Within the material below, how many lines carry the word "Steel"? Only that number is wanted.
Listed entries START
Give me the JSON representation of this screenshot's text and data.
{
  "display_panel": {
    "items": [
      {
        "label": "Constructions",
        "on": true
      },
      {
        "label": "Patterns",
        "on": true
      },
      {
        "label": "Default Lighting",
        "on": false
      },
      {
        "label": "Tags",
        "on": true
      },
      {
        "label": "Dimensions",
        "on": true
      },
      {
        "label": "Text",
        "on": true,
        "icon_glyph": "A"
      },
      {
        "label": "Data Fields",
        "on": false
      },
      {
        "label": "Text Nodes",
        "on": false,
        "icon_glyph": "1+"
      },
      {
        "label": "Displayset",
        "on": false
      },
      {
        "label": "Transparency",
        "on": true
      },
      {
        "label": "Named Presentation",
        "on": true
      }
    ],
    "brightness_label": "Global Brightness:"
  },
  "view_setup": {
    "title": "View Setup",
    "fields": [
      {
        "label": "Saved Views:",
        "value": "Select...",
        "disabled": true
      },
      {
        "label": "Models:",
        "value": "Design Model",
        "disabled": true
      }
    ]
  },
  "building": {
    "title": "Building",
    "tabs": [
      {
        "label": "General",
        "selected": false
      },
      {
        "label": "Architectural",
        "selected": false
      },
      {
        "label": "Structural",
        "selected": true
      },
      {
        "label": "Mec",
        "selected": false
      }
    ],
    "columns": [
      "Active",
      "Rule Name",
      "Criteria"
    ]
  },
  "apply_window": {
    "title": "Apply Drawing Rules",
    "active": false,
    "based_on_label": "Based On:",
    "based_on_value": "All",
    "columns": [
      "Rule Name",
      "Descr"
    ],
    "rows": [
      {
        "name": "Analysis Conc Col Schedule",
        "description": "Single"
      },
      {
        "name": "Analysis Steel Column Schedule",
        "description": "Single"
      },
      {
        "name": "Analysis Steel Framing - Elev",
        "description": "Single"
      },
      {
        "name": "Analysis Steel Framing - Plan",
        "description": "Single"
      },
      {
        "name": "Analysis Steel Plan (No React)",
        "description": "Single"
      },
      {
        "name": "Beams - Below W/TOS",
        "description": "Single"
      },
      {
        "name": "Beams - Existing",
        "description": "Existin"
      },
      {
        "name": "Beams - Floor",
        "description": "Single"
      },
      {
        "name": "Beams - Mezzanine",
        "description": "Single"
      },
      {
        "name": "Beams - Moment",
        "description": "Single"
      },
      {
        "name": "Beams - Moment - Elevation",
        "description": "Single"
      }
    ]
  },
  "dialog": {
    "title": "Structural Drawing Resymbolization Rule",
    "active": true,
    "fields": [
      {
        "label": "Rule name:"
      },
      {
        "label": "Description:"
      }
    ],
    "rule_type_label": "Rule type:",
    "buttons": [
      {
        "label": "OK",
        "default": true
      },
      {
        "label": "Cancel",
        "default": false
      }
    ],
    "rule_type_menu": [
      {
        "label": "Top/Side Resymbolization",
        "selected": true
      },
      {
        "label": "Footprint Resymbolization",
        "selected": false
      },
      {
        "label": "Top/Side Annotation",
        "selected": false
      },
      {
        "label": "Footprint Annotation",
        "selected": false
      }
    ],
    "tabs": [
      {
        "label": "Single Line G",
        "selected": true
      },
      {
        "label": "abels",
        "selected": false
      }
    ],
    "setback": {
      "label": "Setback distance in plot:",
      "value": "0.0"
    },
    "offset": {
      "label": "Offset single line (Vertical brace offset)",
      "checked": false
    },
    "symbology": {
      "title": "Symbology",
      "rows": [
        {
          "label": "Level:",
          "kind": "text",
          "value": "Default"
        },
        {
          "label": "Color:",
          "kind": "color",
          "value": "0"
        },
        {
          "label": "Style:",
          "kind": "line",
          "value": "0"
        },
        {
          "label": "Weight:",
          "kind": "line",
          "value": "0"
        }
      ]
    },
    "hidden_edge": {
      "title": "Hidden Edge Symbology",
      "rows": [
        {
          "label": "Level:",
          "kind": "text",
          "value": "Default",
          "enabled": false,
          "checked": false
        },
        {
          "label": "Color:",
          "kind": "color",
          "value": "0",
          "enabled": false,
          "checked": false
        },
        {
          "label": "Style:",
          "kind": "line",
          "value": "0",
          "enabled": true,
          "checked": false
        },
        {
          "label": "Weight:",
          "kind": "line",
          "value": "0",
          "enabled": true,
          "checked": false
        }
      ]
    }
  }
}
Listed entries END
Answer space —
4